As the class broke up, we all walked en masse towards the front door. “Excellent class!” said Sipowicz. “I wonder if you have a moment to talk about the business implications?”
“No,” I said, without breaking stride.
“That’s too bad. Because I’d like to pick your brain sometime, or at least see what you think of my documents. Quite clearly, we’re on the edge of a revolution…”
I couldn’t believe that this guy was still going at it. He looked every bit like the kind of guy that still, at around age 40, lived at home with his parents. I guess I should’ve felt bad for him as he obviously had very little in the way of a life if this was his idea of entertainment, and was probably clinically delusional if he seriously thought anybody was buying whatever the fuck he was selling. But as it was, I just fucking hated the guy. That’s when Karma stepped in to lend a hand.
As we left the library, we were walking down the steps and he began referring to the brilliant technical documents in his briefcase, which he brandished with a flourish, slamming it into the handrail. The briefcase flew open and a single brown bag flew down the steps, spilling its contents at the bottom: An apple, a sandwich in a plastic baggie, and a small container of milk, much like they give out for lunch at an elementary school. That was it.

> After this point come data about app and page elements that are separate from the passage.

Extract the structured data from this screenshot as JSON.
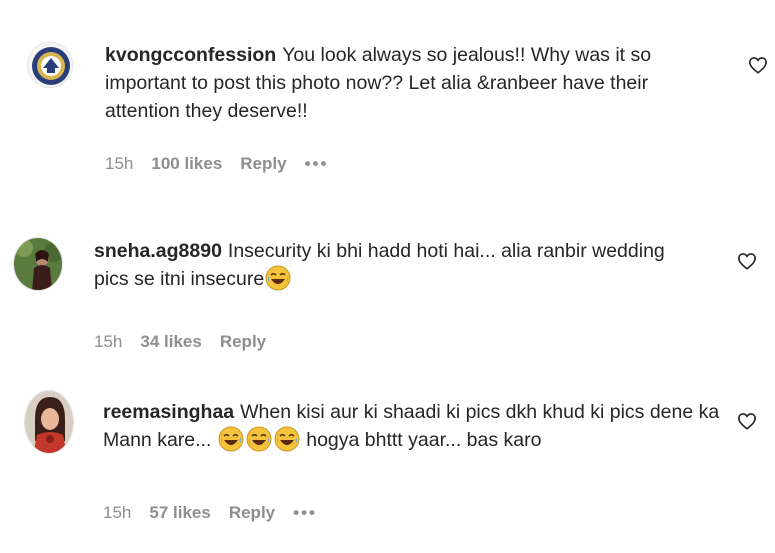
{
  "comments": [
    {
      "username": "kvongcconfession",
      "text": "You look always so jealous!! Why was it so important to post this photo now?? Let alia &ranbeer have their attention they deserve!!",
      "time": "15h",
      "likes": "100 likes",
      "reply": "Reply",
      "more": "•••",
      "avatar_icon": "circular-seal-logo",
      "colors": {
        "avatar_ring": "#2a3f7a",
        "avatar_fill": "#d9b650"
      }
    },
    {
      "username": "sneha.ag8890",
      "text": "Insecurity ki bhi hadd hoti hai... alia ranbir wedding pics se itni insecure",
      "time": "15h",
      "likes": "34 likes",
      "reply": "Reply",
      "avatar_icon": "profile-photo",
      "colors": {
        "avatar_bg": "#5b7b3e",
        "avatar_person": "#3a1d1a"
      }
    },
    {
      "username": "reemasinghaa",
      "text_before": "When kisi aur ki shaadi ki pics dkh khud ki pics dene ka Mann kare...",
      "text_after": "hogya bhttt yaar... bas karo",
      "time": "15h",
      "likes": "57 likes",
      "reply": "Reply",
      "more": "•••",
      "avatar_icon": "profile-photo",
      "colors": {
        "avatar_bg": "#c4372b",
        "avatar_face": "#e8b79a"
      }
    }
  ],
  "icons": {
    "like": "heart-outline-icon",
    "emoji": "face-with-tears-of-joy-emoji"
  },
  "colors": {
    "text": "#262626",
    "meta": "#8e8e8e",
    "background": "#ffffff"
  }
}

And that was enough to crack this asshole’s self-important façade: As he gathered up his lunch, the rest of the students began to openly laugh at him. He looked up, blushed furiously, and sprinted through the parking lot and around the corner. As I drove away a few minutes later, I saw him sitting on a bench at the bus stop, obviously boring someone to tears. I didn’t have to roll down the window to hear what he was saying. I could read it on his lips: Wave of the future.